> On Sun, Sep 30, 2001 at 11:07:08PM +0200, Petr Krenzelok wrote: > > Hi, > > > > some time ago Holger described P2P term in a very nice way. I can send you > > the message once I get to my work's computer tomorrow morning. > > > > What does Carl mean by distributing servers themselves is beyond my > > imagination now. I just don't think it is possible to pass sockets to > > another processes. I think few ppl here already asked about it, but it was > > never answered IIRC ... I can be of course completly off-topic here :-) > > "Distribute" in the topological sense, not the marketing/sales sense, > i.e. Carl is talking about distributing servers across a network of > machines. > > There is no need to have only one single central server. One can think > of all kinds of topologies, e.g. slave servers running off one master, > cascaded servers, multi-star setups, and even servers which are > dynamically "created" from clients based on network load (assuming > clients which are reachable the way servers are, i.e. no firewalls > etc.). These servers would act as a single "logical" server (one name, > a common state), distributed across multiple machines. > > Express does not do these things yet, but there is no reason why it > should not be able to do it in the future, transparently to applications.

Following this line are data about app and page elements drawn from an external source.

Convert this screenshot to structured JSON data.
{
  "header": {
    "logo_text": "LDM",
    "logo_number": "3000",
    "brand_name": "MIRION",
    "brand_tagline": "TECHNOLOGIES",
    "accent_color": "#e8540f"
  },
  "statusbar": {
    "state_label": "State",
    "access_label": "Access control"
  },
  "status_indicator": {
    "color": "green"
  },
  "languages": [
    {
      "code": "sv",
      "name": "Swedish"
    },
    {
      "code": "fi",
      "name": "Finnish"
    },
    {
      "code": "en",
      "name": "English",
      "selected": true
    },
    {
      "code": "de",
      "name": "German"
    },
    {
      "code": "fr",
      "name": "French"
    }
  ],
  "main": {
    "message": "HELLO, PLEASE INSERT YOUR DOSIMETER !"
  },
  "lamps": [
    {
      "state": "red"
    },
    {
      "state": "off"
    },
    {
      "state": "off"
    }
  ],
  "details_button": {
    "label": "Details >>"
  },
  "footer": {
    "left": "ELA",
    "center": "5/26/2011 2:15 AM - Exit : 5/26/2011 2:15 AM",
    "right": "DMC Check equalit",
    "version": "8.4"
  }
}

I can understand it. That would be great. I think that Maarten's Rugby is heading that way. Now more direct and technical question - is it technically possible to accept connection (conn: first listen-port), and once done, pass the connection to another node (rebol process on the same machine, remote rebol process) to handle such request? I mean - the topology where we have one server listening, and distributing requests to another processes/machines, without further involvement ... Theoretically we are talking packets here, but once connection is approved between two machines, both sides register remote ip, port number assigned by operating system, etc. So? :-) Thanks, -pekr-